“Too much money? There’s no such thing! It’s like a girl too pretty, with too much class, being too lucky, a car too fast.”
Daryle Singletary’s 1985 country hit lamented the fact that having 14 people in the back of a pick-up truck drew the attention of local law enforcement. Having been warned twice before, an officer issued the honkey tonker a violation for his third offense. The simple infraction shared the song’s title: “Too Much Fun.”
Daryle proceeded to melodically dismiss the prospect of having too much fun. He suggested the use of superlatives with respect to pretty girls, fast cars and, for our purposes, abundant savings, to be utterly preposterous.
But apparently the global monetary authorities suggest that investors – much like a pick-up truck crammed full of good ol’ boys – can also get carried away.

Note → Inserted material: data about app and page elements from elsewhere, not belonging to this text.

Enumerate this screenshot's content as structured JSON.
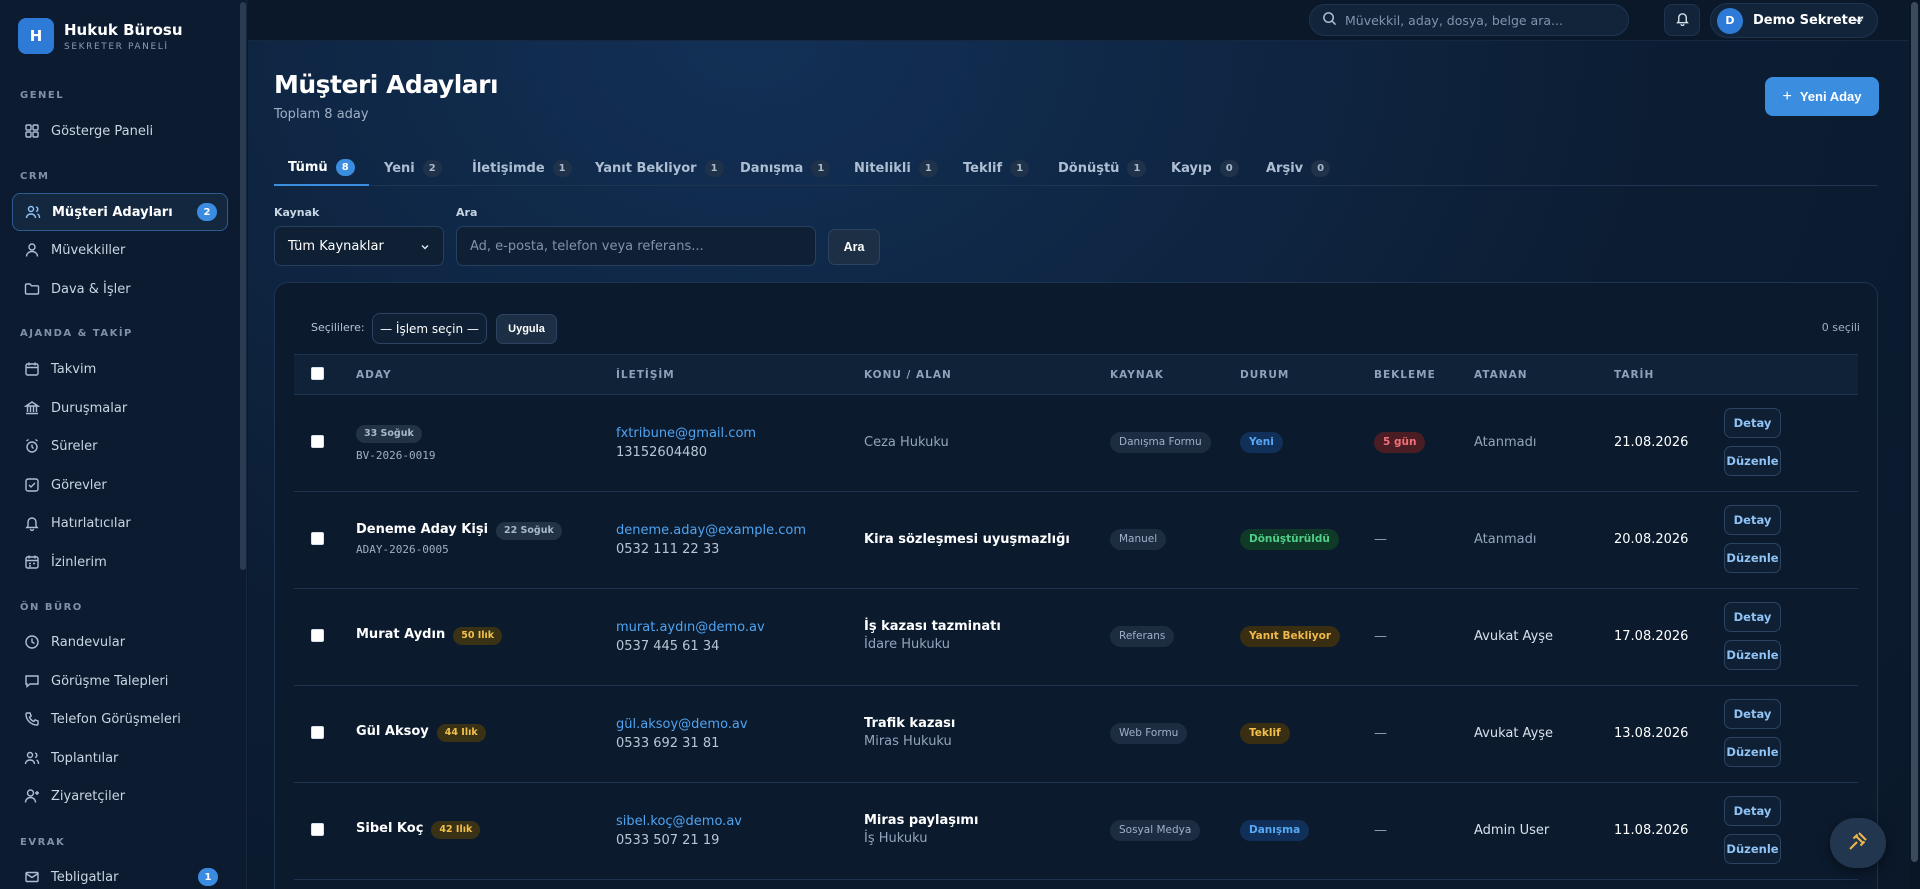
{
  "brand": {
    "logo": "H",
    "title": "Hukuk Bürosu",
    "subtitle": "SEKRETER PANELİ"
  },
  "sidebar": {
    "sections": [
      {
        "label": "GENEL"
      },
      {
        "label": "CRM"
      },
      {
        "label": "AJANDA & TAKİP"
      },
      {
        "label": "ÖN BÜRO"
      },
      {
        "label": "EVRAK"
      }
    ],
    "items": [
      {
        "label": "Gösterge Paneli",
        "icon": "grid-icon"
      },
      {
        "label": "Müşteri Adayları",
        "icon": "users-icon",
        "badge": "2",
        "active": true
      },
      {
        "label": "Müvekkiller",
        "icon": "user-icon"
      },
      {
        "label": "Dava & İşler",
        "icon": "folder-icon"
      },
      {
        "label": "Takvim",
        "icon": "calendar-icon"
      },
      {
        "label": "Duruşmalar",
        "icon": "courthouse-icon"
      },
      {
        "label": "Süreler",
        "icon": "alarm-clock-icon"
      },
      {
        "label": "Görevler",
        "icon": "checkbox-icon"
      },
      {
        "label": "Hatırlatıcılar",
        "icon": "bell-icon"
      },
      {
        "label": "İzinlerim",
        "icon": "calendar-days-icon"
      },
      {
        "label": "Randevular",
        "icon": "clock-icon"
      },
      {
        "label": "Görüşme Talepleri",
        "icon": "chat-icon"
      },
      {
        "label": "Telefon Görüşmeleri",
        "icon": "phone-icon"
      },
      {
        "label": "Toplantılar",
        "icon": "meeting-icon"
      },
      {
        "label": "Ziyaretçiler",
        "icon": "user-plus-icon"
      },
      {
        "label": "Tebligatlar",
        "icon": "mail-icon",
        "badge": "1"
      }
    ]
  },
  "topbar": {
    "search_placeholder": "Müvekkil, aday, dosya, belge ara...",
    "user_initial": "D",
    "user_name": "Demo Sekreter"
  },
  "page": {
    "title": "Müşteri Adayları",
    "subtitle": "Toplam 8 aday",
    "new_button": "Yeni Aday"
  },
  "tabs": [
    {
      "label": "Tümü",
      "count": "8"
    },
    {
      "label": "Yeni",
      "count": "2"
    },
    {
      "label": "İletişimde",
      "count": "1"
    },
    {
      "label": "Yanıt Bekliyor",
      "count": "1"
    },
    {
      "label": "Danışma",
      "count": "1"
    },
    {
      "label": "Nitelikli",
      "count": "1"
    },
    {
      "label": "Teklif",
      "count": "1"
    },
    {
      "label": "Dönüştü",
      "count": "1"
    },
    {
      "label": "Kayıp",
      "count": "0"
    },
    {
      "label": "Arşiv",
      "count": "0"
    }
  ],
  "filters": {
    "source_label": "Kaynak",
    "source_value": "Tüm Kaynaklar",
    "search_label": "Ara",
    "search_placeholder": "Ad, e-posta, telefon veya referans...",
    "search_button": "Ara"
  },
  "bulk": {
    "label": "Seçililere:",
    "select_value": "— İşlem seçin —",
    "apply": "Uygula",
    "selected_count": "0 seçili"
  },
  "table": {
    "headers": [
      "ADAY",
      "İLETİŞİM",
      "KONU / ALAN",
      "KAYNAK",
      "DURUM",
      "BEKLEME",
      "ATANAN",
      "TARİH"
    ],
    "detail_label": "Detay",
    "edit_label": "Düzenle",
    "rows": [
      {
        "name": "",
        "score": "33 Soğuk",
        "ref": "BV-2026-0019",
        "email": "fxtribune@gmail.com",
        "phone": "13152604480",
        "subject": "",
        "area": "Ceza Hukuku",
        "source": "Danışma Formu",
        "status": "Yeni",
        "wait": "5 gün",
        "assignee": "Atanmadı",
        "date": "21.08.2026"
      },
      {
        "name": "Deneme Aday Kişi",
        "score": "22 Soğuk",
        "ref": "ADAY-2026-0005",
        "email": "deneme.aday@example.com",
        "phone": "0532 111 22 33",
        "subject": "Kira sözleşmesi uyuşmazlığı",
        "area": "",
        "source": "Manuel",
        "status": "Dönüştürüldü",
        "wait": "—",
        "assignee": "Atanmadı",
        "date": "20.08.2026"
      },
      {
        "name": "Murat Aydın",
        "score": "50 Ilık",
        "ref": "",
        "email": "murat.aydın@demo.av",
        "phone": "0537 445 61 34",
        "subject": "İş kazası tazminatı",
        "area": "İdare Hukuku",
        "source": "Referans",
        "status": "Yanıt Bekliyor",
        "wait": "—",
        "assignee": "Avukat Ayşe",
        "date": "17.08.2026"
      },
      {
        "name": "Gül Aksoy",
        "score": "44 Ilık",
        "ref": "",
        "email": "gül.aksoy@demo.av",
        "phone": "0533 692 31 81",
        "subject": "Trafik kazası",
        "area": "Miras Hukuku",
        "source": "Web Formu",
        "status": "Teklif",
        "wait": "—",
        "assignee": "Avukat Ayşe",
        "date": "13.08.2026"
      },
      {
        "name": "Sibel Koç",
        "score": "42 Ilık",
        "ref": "",
        "email": "sibel.koç@demo.av",
        "phone": "0533 507 21 19",
        "subject": "Miras paylaşımı",
        "area": "İş Hukuku",
        "source": "Sosyal Medya",
        "status": "Danışma",
        "wait": "—",
        "assignee": "Admin User",
        "date": "11.08.2026"
      }
    ]
  },
  "colors": {
    "accent": "#3b8de0",
    "background": "#0b1a2e"
  }
}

It was on a much more serious stage in mid-May that Christine Lagarde, Managing Director of the International Monetary Fund asked Federal Reserve Chairman Janet Yellen the question on the mind of every investor even moderately cognizant of current conditions. To paraphrase, are “very, very low interest rates – zero interest on occasions” causing distortion of stock prices?¹
Yellen’s response? “I would highlight that equity market valuations at this point generally are quite high.”²
C’mon, Janet! Say it isn’t so. The stock market is quite high? Are you saying the party is over?
“Not so high,” she promptly excused “when you compare returns on equity to returns on safe assets like bonds, which are also very low…” before she injected an important qualifier: “but there are potential dangers out there.”2
Puerto Rican bondholders may ask for further clarification on the word “safe,” but Yellen’s point is well taken nonetheless. She and former Chairman Ben Bernanke combined to ensure investors couldn’t earn much of a return on traditionally safe assets. Investors have responded by seeking higher returns in ever-riskier asset classes. Has Yellen now deemed those assets overbought and thus overpriced?
Like the officer who stopped the pick-up load of kids enjoying their summer, Yellen merely issues a warning. Certainly she has more biting words at her disposal if she wanted to communicate greater concern and incite immediate selling pressure.
Regular readers of this blog know we take no exception to Yellen’s words of caution and instead conclude by capitalizing on an opportunity to draw a parallel between the Chair’s comments and our most recent refrain.
First, there is no calling the top. Former Federal Reserve Chairman Alan Greenspan’s now prophetic suggestion of “irrational exuberance” by investors circa 1996 was followed first by a 3+ year stock market rally in which the value of the S&P 500 index more than doubled in value and then a spectacular crash. Even if there is widespread agreement that stocks are overvalued today, there is no reliable metric for determining how much more overvalued they may become in the future.
Second, while comments by either Fed Chairs were not a reliable harbinger of immediate trouble ahead, the prudent investor we serve simply cannot be dismissive of Janet Yellen’s cautious tone. The Federal Reserve has been instrumental in employing increasingly creative monetary policy to orchestrate a global asset rally now in its seventh year. The Chair’s comments should therefore remind investors to reevaluate their risk profile, this time in light of the increasing prospect that the Fed will be less accommodative in further elevating stock prices going forward.
1 Christine Lagarde and Janet Yellen on the Financial Crisis. (2015, May 6). Retrieved July 26, 2015, from http://www.c-span.org/video/?325849-1/christine-lagarde-janet-yellen-financial-crisis
2 Strumpf, D., & Da Costa, P. (2015, May 6). Fed’s Yellen: Stock Valuations ‘Generally Are Quite High’ Retrieved July 26, 2015, from http://www.wsj.com/articles/feds-yellen-cites-progress-on-bank-regulation-1430918155